What’s it like to live inside a work of art? The house that America’s most renowned contemporary furniture craftsman, woodworker Sam Maloof (1916-2009), built about 40 miles east of Los Angeles is a marvel of wood shapes, finishes and joinery. Maloof purchased it in 1953 as a six-room house in a lemon grove, and slowly expanded it without plans or drawings; in 2000, threatened by a new freeway, the entire structure was moved three miles to its current 6-acre location. Visitors can roam the wild-feeling garden and take a guided tour of the interior, where they’ll encounter Maloof’s touch everywhere — from a humble kitchen spice rack to an ethereal spiral staircase and the near-sculptural benches, tables, music stands, rocking chairs and other furniture usually seen only in museums. The tour ends with a rare treat: the chance to run your hands over, and sit in, one of Maloof’s chairs.
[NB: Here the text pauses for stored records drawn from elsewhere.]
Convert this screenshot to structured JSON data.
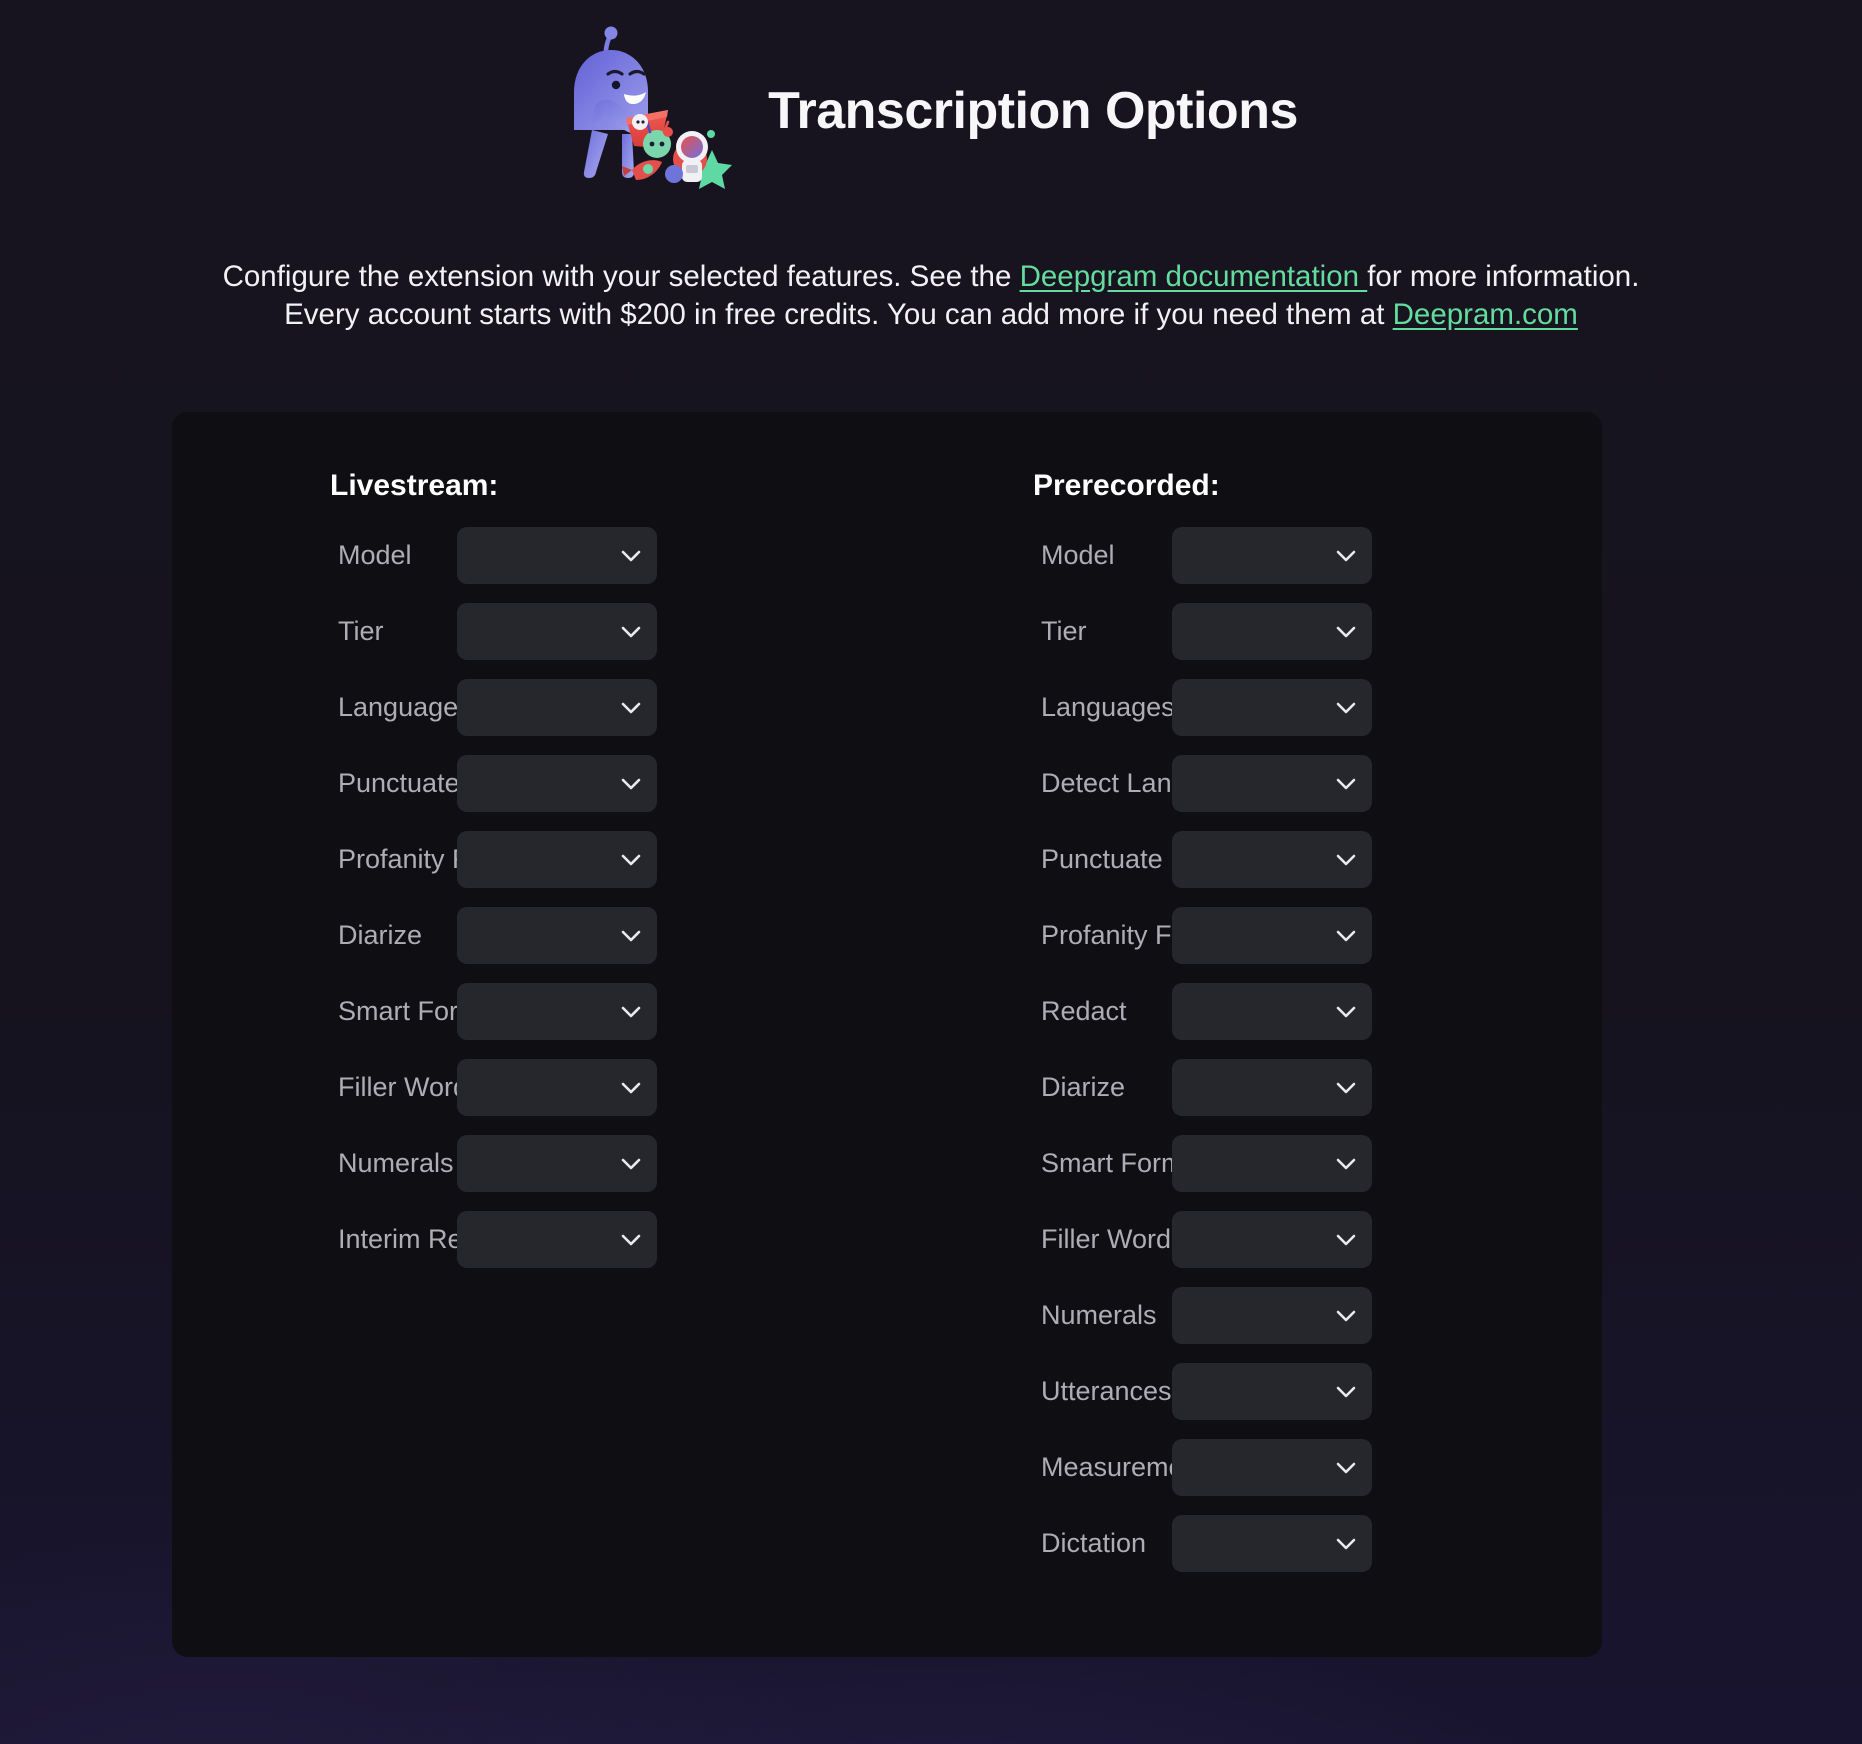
{
  "header": {
    "title": "Transcription Options",
    "mascot_alt": "deepgram-robot-mascot"
  },
  "description": {
    "line1_before_link": "Configure the extension with your selected features. See the ",
    "link1_text": "Deepgram documentation ",
    "line1_after_link": "for more information.",
    "line2_before_link": "Every account starts with $200 in free credits. You can add more if you need them at ",
    "link2_text": "Deepram.com"
  },
  "colors": {
    "accent_link": "#63dc9e",
    "panel_bg": "#0e0e13",
    "select_bg": "#26262d",
    "page_bg": "#17141f",
    "label_text": "#adadb3",
    "mascot_body": "#6f6fdf"
  },
  "panel": {
    "livestream": {
      "title": "Livestream:",
      "options": [
        {
          "label": "Model",
          "value": ""
        },
        {
          "label": "Tier",
          "value": ""
        },
        {
          "label": "Languages",
          "value": ""
        },
        {
          "label": "Punctuate",
          "value": ""
        },
        {
          "label": "Profanity Filter",
          "value": ""
        },
        {
          "label": "Diarize",
          "value": ""
        },
        {
          "label": "Smart Format",
          "value": ""
        },
        {
          "label": "Filler Words",
          "value": ""
        },
        {
          "label": "Numerals",
          "value": ""
        },
        {
          "label": "Interim Results",
          "value": ""
        }
      ]
    },
    "prerecorded": {
      "title": "Prerecorded:",
      "options": [
        {
          "label": "Model",
          "value": ""
        },
        {
          "label": "Tier",
          "value": ""
        },
        {
          "label": "Languages",
          "value": ""
        },
        {
          "label": "Detect Language",
          "value": ""
        },
        {
          "label": "Punctuate",
          "value": ""
        },
        {
          "label": "Profanity Filter",
          "value": ""
        },
        {
          "label": "Redact",
          "value": ""
        },
        {
          "label": "Diarize",
          "value": ""
        },
        {
          "label": "Smart Format",
          "value": ""
        },
        {
          "label": "Filler Words",
          "value": ""
        },
        {
          "label": "Numerals",
          "value": ""
        },
        {
          "label": "Utterances",
          "value": ""
        },
        {
          "label": "Measurements",
          "value": ""
        },
        {
          "label": "Dictation",
          "value": ""
        }
      ]
    }
  }
}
How to visit: Docent-led tours are available Fridays and Saturdays, at 10 and 11:45 a.m. and 1:30 p.m. Reservations are recommended ($25 for adults, $22 for 65 and older). A self-guided tour of the Maloof Water Wise Discovery Gardens is free and open to the public Thursdays and Saturdays, from 10 a.m. to 4 p.m.
Thomas Hart Benton Home and Studio State Historic Site, Kansas City, Missouri
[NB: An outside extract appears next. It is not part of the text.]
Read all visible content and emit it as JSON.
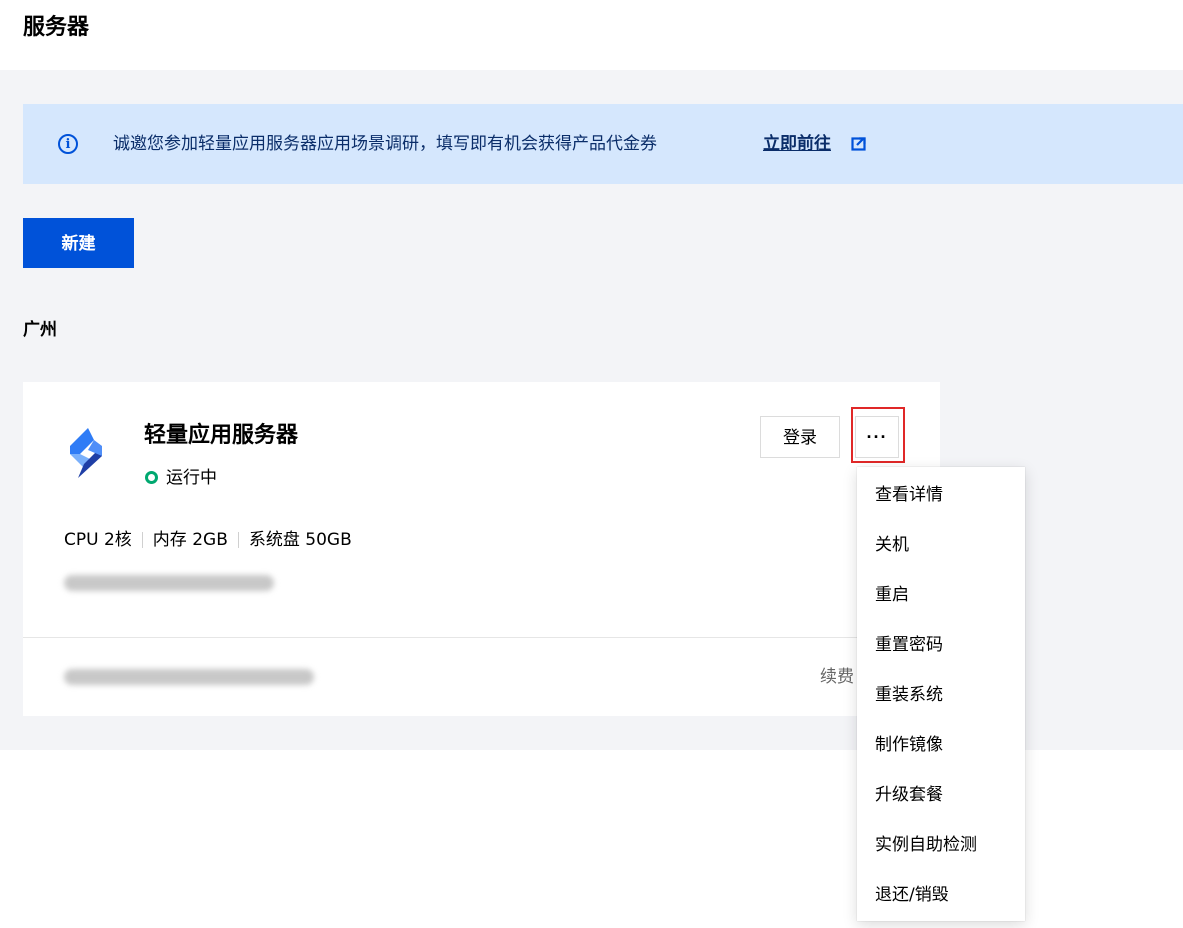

In the mid-1930s, when Thomas Hart Benton (1889-1975) became the first artist ever to have a work featured on the cover of Time magazine, he was at the peak of his career as a painter known for his powerful murals depicting rural and populist themes. His success is evident in this imposing, 7,800-square-foot limestone edifice purchased in 1939. The interior remains much as it was when Benton’s wife died, just 11 weeks after his own death, and the furnishings include the baby grand piano that figured prominently in the life of the family. The artist’s studio was in the carriage house, where today his easel, tubes of paint and coffee cans jammed full of brushes evoke the spirit of the artist, who died on this spot unexpectedly one evening before he could sign his last work, The Sources of Country Music.
How to visit: Guided tours are available Mondays and Thursdays through Saturdays, from 10 a.m. to 4 p.m., and Sundays, from 11 a.m. to 4 p.m. ($5 for adults). Note: Stairs are required to access the second floor of the house.
Georgia O’Keeffe Home and Studio, Abiquiú, New Mexico
Among America’s most iconic painters, Georgia O’Keeffe (1887-1986) adopted a pared-down, restrained style in both her art and her personal appearance. Located about 60 miles northwest of Santa Fe, this 5,000-square-foot compound — parts of which date to the 18th century — shares the same aesthetic, with adobe walls in neutral shades, the spare courtyard with the black door she painted multiple times, and choice modernist furnishings arranged meticulously alongside weathered rocks, a snake skeleton and other objects O’Keeffe collected in the desert. But it was a flesh-and-blood woman, not an icon, who made this her permanent home in 1949, and in the kitchen you’ll sense that in the many jars of dried herbs (some from her own garden), the shelves filled with pots, pans and crocks, and even the yogurt maker that O’Keeffe, an avid cook, used often during her life.
How to visit: The home is open for tours seasonally with advance reservations ($55 for nonmembers age 10 and up).
San Francisco journalist Christopher Hall has covered cultural topics for a wide variety of national publications, including Smithsonian, Architectural Digest, National Geographic Traveler, Saveur and the New York Times.